Directions for this task -
Output exactly those lines of the data that lie between the line containing "What's the underlying" and the final line, both ends counted.
##### Supplied material
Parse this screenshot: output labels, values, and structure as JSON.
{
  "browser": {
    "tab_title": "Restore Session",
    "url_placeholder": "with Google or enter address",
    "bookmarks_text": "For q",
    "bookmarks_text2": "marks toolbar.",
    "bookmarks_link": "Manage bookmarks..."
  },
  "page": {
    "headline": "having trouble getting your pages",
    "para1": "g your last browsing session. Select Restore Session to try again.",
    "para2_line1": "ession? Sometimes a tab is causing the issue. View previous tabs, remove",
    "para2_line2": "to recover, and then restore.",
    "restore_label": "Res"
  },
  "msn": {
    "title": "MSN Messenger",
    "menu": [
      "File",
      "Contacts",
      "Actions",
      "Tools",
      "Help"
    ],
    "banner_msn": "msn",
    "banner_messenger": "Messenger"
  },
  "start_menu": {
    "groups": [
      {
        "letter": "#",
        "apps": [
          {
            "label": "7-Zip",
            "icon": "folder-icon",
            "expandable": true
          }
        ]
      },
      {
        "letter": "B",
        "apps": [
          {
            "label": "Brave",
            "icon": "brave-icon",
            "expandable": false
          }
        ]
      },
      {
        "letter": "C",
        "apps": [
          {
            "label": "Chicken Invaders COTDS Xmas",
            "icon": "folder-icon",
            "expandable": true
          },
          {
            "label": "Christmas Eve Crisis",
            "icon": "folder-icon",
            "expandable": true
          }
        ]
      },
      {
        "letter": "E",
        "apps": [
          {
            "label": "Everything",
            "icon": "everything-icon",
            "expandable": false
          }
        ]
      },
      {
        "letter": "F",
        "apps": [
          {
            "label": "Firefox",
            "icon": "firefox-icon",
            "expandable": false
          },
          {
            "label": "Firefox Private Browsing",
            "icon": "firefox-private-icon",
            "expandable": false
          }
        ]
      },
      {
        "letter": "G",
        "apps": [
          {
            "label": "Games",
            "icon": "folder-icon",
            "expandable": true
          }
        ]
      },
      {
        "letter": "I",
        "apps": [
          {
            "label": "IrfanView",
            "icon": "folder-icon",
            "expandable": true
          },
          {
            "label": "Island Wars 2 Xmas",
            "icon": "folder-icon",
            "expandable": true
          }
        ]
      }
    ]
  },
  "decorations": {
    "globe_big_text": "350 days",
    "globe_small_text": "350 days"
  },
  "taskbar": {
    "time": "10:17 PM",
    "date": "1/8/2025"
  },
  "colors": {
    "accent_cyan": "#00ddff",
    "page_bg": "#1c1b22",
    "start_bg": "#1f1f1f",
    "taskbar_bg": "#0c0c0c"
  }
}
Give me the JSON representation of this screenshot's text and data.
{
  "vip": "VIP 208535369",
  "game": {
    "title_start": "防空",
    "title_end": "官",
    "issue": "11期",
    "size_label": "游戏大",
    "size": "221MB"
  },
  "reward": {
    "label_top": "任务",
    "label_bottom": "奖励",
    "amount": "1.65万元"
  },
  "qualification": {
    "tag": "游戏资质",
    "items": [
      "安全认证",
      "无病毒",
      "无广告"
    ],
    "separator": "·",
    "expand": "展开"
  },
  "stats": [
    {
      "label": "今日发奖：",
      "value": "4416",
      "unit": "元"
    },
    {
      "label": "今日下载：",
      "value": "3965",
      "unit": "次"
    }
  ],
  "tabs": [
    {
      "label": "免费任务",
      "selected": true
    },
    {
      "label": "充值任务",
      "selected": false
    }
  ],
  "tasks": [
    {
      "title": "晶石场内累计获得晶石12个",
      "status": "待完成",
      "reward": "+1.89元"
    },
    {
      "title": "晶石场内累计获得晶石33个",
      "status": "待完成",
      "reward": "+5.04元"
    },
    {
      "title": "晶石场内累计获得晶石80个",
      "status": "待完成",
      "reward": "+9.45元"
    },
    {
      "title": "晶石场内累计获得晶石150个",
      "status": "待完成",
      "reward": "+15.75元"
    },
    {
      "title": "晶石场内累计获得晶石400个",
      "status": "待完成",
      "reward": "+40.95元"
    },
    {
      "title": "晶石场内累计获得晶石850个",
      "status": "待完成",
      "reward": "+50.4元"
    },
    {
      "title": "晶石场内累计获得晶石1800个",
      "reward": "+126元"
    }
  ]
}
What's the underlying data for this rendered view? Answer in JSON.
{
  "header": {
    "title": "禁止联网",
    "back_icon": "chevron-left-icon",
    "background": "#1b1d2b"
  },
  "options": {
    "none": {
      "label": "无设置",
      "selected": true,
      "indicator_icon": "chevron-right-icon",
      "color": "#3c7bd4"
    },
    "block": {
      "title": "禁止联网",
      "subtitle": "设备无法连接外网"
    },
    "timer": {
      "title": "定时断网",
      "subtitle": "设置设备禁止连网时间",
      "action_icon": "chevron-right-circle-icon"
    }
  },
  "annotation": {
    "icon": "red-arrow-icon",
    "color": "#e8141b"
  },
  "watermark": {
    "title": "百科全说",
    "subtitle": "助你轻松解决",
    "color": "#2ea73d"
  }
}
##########
Response to this exercise -
What's the underlying data for this rendered view? Answer in JSON.
{
  "header": {
    "title": "禁止联网",
    "back_icon": "chevron-left-icon",
    "background": "#1b1d2b"
  },
  "options": {
    "none": {
      "label": "无设置",
      "selected": true,
      "indicator_icon": "chevron-right-icon",
      "color": "#3c7bd4"
    },
    "block": {
      "title": "禁止联网",
      "subtitle": "设备无法连接外网"
    },
    "timer": {
      "title": "定时断网",
      "subtitle": "设置设备禁止连网时间",
      "action_icon": "chevron-right-circle-icon"
    }
  },
  "annotation": {
    "icon": "red-arrow-icon",
    "color": "#e8141b"
  },
  "watermark": {
    "title": "百科全说",
    "subtitle": "助你轻松解决",
    "color": "#2ea73d"
  }
}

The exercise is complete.